** Work instructions **
Within this material, find every line where the string "Current" appears, and copy it out.
##### Material for the task
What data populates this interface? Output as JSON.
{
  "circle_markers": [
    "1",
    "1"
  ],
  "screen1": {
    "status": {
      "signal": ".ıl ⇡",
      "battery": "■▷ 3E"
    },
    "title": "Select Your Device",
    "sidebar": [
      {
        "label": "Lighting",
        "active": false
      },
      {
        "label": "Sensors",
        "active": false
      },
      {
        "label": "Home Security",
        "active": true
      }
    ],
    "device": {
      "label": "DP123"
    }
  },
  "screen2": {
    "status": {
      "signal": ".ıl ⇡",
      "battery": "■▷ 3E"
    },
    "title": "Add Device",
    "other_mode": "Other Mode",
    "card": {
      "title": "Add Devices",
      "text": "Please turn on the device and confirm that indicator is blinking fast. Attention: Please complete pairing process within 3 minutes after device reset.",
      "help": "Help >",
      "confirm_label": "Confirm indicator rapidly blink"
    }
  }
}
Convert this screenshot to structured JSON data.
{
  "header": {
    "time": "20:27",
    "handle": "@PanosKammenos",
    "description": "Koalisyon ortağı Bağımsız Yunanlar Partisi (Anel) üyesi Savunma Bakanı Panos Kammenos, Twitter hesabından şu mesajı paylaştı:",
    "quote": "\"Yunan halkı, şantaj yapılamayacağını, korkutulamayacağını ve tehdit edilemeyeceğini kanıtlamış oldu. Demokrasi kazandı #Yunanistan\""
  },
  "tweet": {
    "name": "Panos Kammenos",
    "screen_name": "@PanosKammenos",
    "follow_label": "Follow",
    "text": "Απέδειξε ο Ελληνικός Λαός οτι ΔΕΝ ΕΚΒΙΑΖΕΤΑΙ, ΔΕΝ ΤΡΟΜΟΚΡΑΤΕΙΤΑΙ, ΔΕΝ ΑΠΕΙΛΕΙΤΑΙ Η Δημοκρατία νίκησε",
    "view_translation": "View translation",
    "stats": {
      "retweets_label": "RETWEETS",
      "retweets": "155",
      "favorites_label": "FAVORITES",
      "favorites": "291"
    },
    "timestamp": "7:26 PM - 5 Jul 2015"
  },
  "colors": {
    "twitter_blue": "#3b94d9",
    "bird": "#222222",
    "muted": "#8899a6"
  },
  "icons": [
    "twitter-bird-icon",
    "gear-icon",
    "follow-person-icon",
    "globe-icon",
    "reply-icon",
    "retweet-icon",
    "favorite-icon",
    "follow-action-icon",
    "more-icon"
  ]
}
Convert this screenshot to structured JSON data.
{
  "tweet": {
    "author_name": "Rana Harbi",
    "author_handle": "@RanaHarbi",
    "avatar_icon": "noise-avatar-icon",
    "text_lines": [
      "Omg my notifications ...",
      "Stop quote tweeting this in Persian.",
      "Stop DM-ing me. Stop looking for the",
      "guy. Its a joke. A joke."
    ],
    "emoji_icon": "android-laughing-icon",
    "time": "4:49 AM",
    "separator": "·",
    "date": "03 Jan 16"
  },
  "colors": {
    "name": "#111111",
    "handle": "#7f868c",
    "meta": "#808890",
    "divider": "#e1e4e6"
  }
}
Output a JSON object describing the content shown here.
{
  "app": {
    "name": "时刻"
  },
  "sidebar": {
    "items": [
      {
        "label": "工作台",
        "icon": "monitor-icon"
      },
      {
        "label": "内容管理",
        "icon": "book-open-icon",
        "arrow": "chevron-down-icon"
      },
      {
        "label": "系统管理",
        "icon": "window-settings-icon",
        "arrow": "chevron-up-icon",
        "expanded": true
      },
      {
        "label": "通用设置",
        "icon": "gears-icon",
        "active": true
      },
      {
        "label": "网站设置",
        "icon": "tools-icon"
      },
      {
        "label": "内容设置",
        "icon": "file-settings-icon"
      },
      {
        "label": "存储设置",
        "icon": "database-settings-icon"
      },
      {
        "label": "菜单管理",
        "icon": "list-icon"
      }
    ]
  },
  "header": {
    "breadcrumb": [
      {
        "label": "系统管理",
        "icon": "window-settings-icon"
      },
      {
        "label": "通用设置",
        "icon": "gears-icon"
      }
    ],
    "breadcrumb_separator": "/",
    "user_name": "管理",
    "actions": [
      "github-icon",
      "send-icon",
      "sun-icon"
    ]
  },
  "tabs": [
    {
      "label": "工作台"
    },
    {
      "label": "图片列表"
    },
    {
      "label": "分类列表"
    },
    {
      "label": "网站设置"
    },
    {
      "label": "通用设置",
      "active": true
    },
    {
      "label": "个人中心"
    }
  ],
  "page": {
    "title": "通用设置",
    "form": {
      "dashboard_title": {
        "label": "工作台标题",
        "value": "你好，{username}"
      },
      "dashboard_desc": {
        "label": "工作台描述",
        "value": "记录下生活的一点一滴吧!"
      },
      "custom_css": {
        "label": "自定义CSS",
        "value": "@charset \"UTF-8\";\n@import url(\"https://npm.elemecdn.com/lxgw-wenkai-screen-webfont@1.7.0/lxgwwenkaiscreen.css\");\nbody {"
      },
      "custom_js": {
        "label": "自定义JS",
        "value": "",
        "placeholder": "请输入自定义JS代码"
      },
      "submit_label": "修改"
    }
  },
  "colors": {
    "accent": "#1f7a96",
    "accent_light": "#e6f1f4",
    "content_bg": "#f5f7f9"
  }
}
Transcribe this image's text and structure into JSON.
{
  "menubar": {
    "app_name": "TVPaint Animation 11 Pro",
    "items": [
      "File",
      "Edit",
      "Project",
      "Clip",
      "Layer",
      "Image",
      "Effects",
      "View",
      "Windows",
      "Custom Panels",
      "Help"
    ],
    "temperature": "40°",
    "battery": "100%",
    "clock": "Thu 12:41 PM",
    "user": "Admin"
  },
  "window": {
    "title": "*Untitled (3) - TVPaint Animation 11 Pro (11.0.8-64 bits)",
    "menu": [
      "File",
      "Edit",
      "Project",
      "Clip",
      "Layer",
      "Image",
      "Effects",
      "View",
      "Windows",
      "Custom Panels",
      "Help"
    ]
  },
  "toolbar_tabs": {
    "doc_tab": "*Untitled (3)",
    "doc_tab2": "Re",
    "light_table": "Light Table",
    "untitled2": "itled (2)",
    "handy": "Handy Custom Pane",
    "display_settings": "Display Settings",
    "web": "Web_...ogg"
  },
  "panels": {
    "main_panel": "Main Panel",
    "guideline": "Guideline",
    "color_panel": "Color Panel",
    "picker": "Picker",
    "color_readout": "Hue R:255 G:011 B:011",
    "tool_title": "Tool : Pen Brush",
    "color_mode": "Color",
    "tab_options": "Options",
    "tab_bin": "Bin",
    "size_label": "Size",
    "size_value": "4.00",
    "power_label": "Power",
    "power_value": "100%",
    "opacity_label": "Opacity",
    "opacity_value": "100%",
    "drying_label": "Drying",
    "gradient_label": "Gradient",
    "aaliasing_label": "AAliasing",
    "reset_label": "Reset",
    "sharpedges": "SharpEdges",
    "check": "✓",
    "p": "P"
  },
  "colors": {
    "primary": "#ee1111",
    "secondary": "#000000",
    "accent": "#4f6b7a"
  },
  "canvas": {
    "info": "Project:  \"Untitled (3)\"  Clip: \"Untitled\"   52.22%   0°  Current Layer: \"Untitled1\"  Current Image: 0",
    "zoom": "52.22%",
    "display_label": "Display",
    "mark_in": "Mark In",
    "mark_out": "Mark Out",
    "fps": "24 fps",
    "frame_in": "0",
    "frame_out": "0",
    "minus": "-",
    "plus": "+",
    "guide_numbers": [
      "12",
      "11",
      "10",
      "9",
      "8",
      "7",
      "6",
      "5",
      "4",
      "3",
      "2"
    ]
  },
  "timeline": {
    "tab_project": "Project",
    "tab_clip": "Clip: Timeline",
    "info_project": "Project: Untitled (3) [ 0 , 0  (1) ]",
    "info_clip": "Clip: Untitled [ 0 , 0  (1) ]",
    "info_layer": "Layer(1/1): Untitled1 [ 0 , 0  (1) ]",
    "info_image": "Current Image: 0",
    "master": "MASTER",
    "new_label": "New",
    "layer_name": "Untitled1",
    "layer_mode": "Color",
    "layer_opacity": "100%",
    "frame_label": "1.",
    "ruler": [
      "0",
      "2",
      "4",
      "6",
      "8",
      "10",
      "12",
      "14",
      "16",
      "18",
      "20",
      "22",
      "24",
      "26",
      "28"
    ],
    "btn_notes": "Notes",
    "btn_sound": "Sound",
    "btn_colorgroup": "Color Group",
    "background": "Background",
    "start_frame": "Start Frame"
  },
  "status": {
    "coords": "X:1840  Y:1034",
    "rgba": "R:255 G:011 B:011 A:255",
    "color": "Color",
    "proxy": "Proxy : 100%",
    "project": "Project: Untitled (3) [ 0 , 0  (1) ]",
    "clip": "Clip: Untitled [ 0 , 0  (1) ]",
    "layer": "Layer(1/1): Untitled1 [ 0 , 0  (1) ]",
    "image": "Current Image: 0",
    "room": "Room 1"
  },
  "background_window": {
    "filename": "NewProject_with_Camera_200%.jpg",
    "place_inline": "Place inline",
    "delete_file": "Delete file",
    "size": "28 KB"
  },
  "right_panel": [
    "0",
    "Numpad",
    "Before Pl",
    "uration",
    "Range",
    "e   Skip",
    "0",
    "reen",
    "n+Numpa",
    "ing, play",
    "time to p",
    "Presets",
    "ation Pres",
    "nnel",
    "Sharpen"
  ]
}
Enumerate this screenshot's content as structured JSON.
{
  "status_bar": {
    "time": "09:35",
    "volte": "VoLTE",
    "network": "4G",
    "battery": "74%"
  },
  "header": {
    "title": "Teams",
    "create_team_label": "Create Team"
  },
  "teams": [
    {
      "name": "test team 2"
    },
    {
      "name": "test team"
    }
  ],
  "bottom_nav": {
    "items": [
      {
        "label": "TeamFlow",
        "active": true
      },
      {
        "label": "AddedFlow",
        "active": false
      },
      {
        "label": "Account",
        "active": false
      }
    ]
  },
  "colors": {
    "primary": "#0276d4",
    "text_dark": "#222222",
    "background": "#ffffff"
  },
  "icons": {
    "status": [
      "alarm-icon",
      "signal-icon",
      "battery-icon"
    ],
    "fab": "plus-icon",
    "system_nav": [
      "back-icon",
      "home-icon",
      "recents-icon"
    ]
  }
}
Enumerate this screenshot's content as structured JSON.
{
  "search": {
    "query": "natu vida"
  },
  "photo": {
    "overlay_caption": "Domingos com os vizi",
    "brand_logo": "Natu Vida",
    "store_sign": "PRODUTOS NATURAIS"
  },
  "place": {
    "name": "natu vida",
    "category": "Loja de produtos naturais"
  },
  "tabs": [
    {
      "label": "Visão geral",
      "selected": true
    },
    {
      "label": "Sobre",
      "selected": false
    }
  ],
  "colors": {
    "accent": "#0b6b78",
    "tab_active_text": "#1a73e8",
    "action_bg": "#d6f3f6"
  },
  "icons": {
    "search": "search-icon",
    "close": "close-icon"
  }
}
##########
** Task result **
    "info": "Project:  \"Untitled (3)\"  Clip: \"Untitled\"   52.22%   0°  Current Layer: \"Untitled1\"  Current Image: 0",
    "info_image": "Current Image: 0",
    "image": "Current Image: 0",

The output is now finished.